Records from a data collection
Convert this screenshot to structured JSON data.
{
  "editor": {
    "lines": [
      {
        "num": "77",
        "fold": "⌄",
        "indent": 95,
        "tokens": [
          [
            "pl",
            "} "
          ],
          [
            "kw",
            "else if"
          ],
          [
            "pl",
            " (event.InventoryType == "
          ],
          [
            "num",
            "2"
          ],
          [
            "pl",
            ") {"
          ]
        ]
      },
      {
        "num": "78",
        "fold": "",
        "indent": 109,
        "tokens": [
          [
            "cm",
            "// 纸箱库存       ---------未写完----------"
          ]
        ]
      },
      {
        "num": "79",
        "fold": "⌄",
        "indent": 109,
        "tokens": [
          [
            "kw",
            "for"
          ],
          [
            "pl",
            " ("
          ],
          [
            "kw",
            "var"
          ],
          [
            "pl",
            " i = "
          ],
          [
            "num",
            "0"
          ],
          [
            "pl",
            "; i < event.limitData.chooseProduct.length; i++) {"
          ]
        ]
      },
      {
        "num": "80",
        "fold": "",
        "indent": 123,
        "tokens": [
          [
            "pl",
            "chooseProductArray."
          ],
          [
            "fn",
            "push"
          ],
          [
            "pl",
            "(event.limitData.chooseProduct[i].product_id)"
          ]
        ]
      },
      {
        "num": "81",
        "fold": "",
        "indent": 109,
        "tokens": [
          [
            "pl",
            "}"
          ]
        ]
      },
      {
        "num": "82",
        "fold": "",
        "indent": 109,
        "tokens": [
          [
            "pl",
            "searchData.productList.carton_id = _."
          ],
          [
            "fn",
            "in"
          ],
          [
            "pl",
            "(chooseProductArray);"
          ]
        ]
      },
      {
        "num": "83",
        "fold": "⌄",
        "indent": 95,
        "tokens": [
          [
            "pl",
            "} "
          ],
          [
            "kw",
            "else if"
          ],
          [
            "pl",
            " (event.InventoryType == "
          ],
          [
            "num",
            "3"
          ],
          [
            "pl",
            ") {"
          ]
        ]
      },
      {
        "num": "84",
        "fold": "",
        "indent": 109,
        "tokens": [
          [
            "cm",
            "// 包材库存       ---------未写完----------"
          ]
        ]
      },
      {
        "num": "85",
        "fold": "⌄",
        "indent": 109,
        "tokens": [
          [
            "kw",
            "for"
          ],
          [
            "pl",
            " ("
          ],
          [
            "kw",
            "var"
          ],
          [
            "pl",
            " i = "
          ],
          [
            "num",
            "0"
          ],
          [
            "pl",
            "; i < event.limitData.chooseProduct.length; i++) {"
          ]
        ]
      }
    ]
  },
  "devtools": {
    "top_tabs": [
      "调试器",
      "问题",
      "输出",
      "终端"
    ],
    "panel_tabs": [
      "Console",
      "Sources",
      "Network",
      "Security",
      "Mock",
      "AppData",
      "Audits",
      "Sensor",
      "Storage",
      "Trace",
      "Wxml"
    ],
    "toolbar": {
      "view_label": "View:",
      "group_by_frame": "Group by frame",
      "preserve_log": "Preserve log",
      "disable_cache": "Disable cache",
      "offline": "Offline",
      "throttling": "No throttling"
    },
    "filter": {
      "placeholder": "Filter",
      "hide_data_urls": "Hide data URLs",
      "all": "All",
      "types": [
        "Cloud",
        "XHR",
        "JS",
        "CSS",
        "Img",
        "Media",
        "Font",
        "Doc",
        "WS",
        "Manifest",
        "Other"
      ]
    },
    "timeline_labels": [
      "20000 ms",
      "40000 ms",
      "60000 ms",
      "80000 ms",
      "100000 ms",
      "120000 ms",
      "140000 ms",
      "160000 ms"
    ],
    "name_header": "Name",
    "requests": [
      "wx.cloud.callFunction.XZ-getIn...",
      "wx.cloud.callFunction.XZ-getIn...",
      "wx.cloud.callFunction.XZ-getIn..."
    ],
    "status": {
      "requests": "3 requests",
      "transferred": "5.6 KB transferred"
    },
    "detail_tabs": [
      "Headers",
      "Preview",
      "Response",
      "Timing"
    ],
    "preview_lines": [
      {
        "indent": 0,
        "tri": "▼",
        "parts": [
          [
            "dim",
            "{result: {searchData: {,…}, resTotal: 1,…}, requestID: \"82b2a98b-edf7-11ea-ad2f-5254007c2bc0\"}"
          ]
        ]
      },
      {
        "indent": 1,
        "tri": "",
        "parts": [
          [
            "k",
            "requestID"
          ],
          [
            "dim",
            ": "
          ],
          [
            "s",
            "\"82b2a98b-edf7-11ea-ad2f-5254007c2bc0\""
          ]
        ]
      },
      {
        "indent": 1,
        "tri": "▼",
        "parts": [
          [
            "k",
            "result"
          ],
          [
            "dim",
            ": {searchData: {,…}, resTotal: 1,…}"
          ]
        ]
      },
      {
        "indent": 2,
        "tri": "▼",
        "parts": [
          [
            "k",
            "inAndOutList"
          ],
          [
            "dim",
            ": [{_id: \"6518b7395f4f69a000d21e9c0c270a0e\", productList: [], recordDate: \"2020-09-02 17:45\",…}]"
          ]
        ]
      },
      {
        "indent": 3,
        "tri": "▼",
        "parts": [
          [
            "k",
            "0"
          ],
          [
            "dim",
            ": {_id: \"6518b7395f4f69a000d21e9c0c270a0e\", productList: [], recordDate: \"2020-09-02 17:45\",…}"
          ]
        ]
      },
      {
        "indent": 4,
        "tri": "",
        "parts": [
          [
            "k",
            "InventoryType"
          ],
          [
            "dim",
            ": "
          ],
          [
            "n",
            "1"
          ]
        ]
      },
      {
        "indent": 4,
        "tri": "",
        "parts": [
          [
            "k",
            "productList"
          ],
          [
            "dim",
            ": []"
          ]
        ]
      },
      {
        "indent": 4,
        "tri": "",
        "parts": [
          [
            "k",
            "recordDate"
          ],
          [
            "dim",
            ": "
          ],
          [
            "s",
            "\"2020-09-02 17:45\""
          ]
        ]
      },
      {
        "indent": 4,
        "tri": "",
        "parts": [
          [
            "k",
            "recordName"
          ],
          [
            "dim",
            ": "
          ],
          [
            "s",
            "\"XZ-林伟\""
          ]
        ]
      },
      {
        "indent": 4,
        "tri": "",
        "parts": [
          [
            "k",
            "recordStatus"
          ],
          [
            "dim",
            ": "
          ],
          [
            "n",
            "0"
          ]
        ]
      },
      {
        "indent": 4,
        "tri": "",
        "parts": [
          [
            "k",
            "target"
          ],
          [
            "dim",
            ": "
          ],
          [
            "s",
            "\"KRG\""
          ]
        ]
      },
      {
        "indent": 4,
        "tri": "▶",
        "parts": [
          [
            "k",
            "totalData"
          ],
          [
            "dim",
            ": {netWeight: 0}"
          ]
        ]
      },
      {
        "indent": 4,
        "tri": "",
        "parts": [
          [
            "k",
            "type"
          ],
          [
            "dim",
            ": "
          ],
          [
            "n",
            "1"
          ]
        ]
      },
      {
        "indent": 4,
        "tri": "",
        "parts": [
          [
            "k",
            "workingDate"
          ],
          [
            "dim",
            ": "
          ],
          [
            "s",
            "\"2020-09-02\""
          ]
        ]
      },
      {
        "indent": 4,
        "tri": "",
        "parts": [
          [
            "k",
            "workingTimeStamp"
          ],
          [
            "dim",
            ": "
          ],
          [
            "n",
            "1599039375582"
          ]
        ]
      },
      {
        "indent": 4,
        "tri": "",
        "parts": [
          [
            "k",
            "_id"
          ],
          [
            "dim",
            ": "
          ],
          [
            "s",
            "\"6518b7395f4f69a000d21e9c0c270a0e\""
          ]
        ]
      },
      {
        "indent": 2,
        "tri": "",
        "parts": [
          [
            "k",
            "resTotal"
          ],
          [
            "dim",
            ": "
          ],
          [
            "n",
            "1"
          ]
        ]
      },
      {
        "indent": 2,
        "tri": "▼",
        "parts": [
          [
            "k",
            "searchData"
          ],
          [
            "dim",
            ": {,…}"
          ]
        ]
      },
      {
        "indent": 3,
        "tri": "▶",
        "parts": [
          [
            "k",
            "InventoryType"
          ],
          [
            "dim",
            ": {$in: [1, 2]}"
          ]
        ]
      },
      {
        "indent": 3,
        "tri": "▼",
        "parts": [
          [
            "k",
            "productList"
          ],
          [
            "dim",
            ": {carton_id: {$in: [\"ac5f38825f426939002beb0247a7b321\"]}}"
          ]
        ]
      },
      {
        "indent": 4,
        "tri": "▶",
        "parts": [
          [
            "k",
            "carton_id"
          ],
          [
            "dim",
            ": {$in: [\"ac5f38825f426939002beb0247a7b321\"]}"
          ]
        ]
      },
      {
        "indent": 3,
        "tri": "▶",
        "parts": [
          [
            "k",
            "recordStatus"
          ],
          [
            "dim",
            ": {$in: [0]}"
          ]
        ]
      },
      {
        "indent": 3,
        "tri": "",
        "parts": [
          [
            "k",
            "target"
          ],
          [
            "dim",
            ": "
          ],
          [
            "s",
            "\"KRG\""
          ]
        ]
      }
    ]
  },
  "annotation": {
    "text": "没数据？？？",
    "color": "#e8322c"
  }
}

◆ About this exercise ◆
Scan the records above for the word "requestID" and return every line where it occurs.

◆ Answer section ◆
            "{result: {searchData: {,…}, resTotal: 1,…}, requestID: \"82b2a98b-edf7-11ea-ad2f-5254007c2bc0\"}"
            "requestID"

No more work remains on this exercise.